Her words changed the world.

How to Advocate for Criminal Justice Reform

A Salons at Stowe Workshop
May 18, 2017     6-7:30 PM
Harriet Beecher Stowe Center
Free thanks to donors, members and sponsors

According to President Barack Obama, "How we treat citizens who make mistakes (even serious mistakes), pay their debt to society, and deserve a second chance reflects who we are as a people and reveals a lot about our character and commitment to our founding principles. And how we police our communities and the kinds of problems we ask our criminal justice system to solve can have a profound impact on the extent of trust in law enforcement and significant implications for public safety."

The United States has less than 5 percent of the world’s population but almost 25 percent of the total prison population. A significant percentage of the more than 2 million Americans incarcerated today are nonviolent offenders.
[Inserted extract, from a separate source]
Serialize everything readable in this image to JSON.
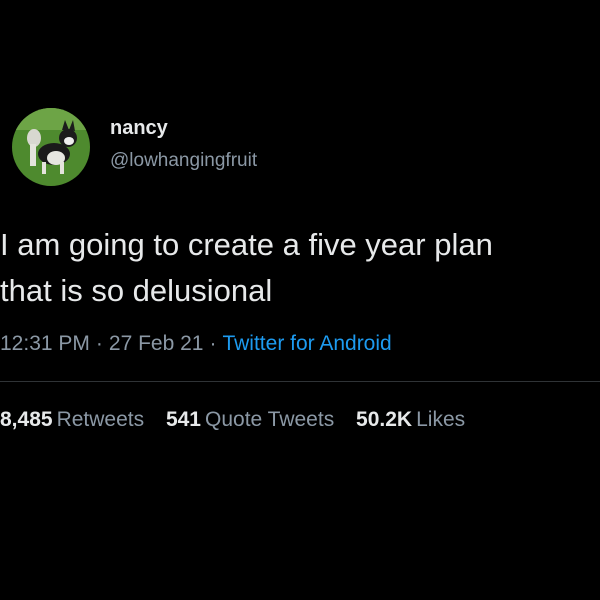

African American men are far more likely to be stopped and searched by police, charged with crimes, and sentenced to longer prison terms than white men found guilty of the same offenses.

How do we advocate for criminal justice reform, strengthen the bonds of trust between our communities and our police, end the era of mass incarceration, and ensure a successful transition of individuals from prison to home?
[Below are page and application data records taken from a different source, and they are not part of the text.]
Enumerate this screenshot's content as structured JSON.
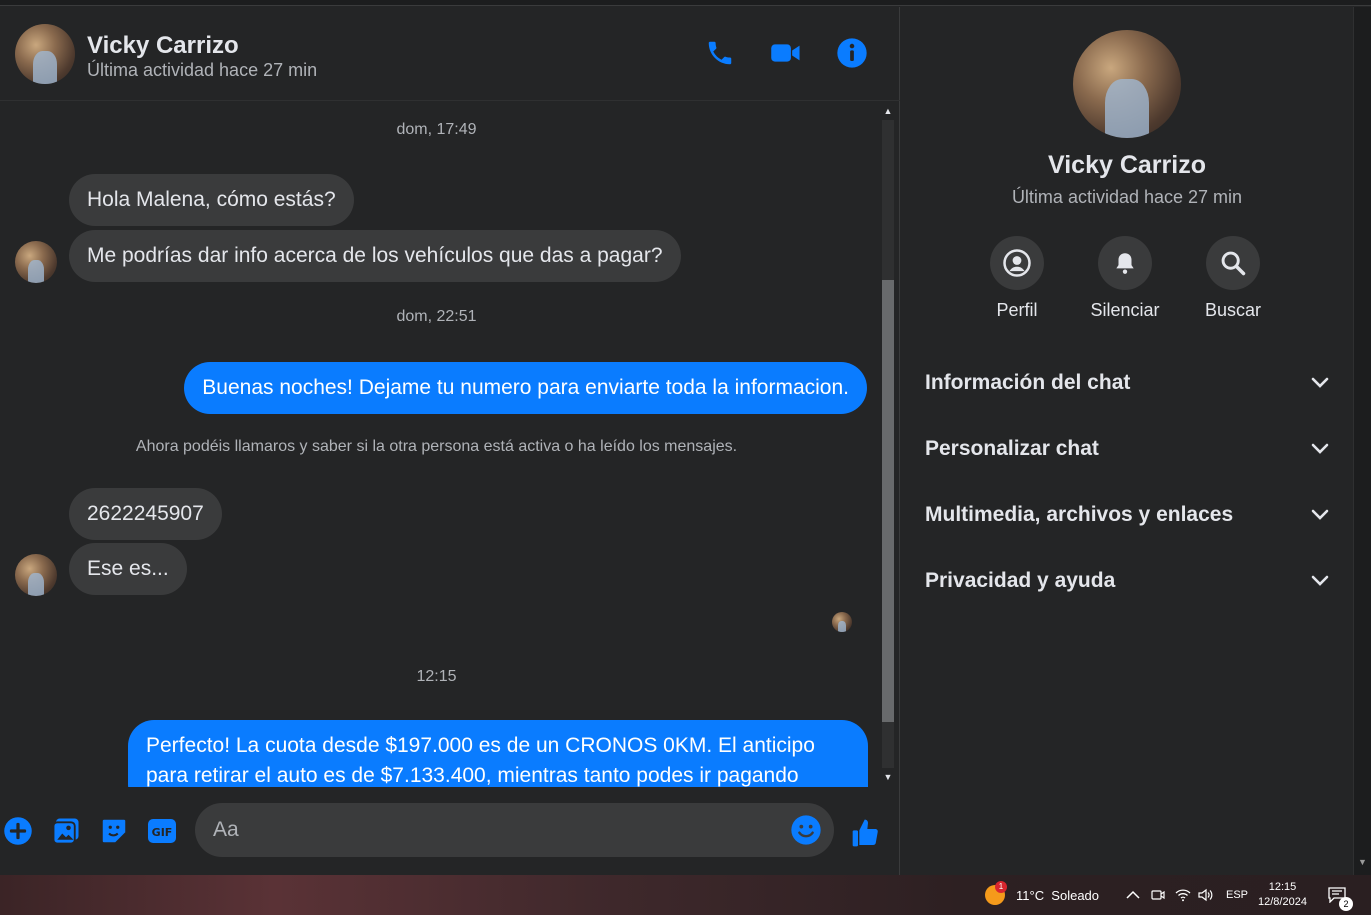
{
  "contact": {
    "name": "Vicky Carrizo",
    "status": "Última actividad hace 27 min"
  },
  "header_actions": [
    "phone-icon",
    "video-icon",
    "info-icon"
  ],
  "accent_color": "#0a7cff",
  "messages": {
    "ts1": "dom, 17:49",
    "m1": "Hola Malena, cómo estás?",
    "m2": "Me podrías dar info acerca de los vehículos que das a pagar?",
    "ts2": "dom, 22:51",
    "m3": "Buenas noches! Dejame tu numero para enviarte toda la informacion.",
    "notice": "Ahora podéis llamaros y saber si la otra persona está activa o ha leído los mensajes.",
    "m4": "2622245907",
    "m5": "Ese es...",
    "ts3": "12:15",
    "m6_line1": "Perfecto! La cuota desde $197.000 es de un CRONOS 0KM. El anticipo",
    "m6_line2": "para retirar el auto es de $7.133.400, mientras tanto podes ir pagando"
  },
  "composer": {
    "placeholder": "Aa",
    "icons": [
      "plus-icon",
      "gallery-icon",
      "sticker-icon",
      "gif-icon",
      "emoji-icon",
      "like-icon"
    ],
    "gif_label": "GIF"
  },
  "info_panel": {
    "name": "Vicky Carrizo",
    "status": "Última actividad hace 27 min",
    "actions": [
      {
        "label": "Perfil",
        "icon": "profile-icon"
      },
      {
        "label": "Silenciar",
        "icon": "bell-icon"
      },
      {
        "label": "Buscar",
        "icon": "search-icon"
      }
    ],
    "sections": [
      "Información del chat",
      "Personalizar chat",
      "Multimedia, archivos y enlaces",
      "Privacidad y ayuda"
    ]
  },
  "taskbar": {
    "weather_badge": "1",
    "weather": "11°C  Soleado",
    "lang": "ESP",
    "time": "12:15",
    "date": "12/8/2024",
    "notifications": "2"
  }
}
Join the conversation at a workshop with Melvin Medina, Advocacy and Outreach Director, ACLU of Connecticut and Lara Herscovitch, Deputy Director, CT Juvenile Justice Alliance.


The Salon is presented as part of a series of events commemorating the Stowe Prize for Writing to Advance Social Justice. The 2017 Stowe Prize will be awarded June 8, 2017 to Bryan Stevenson, author of Just Mercy: A Story of Justice and Redemption at the Stowe Center's Big Tent Jubilee.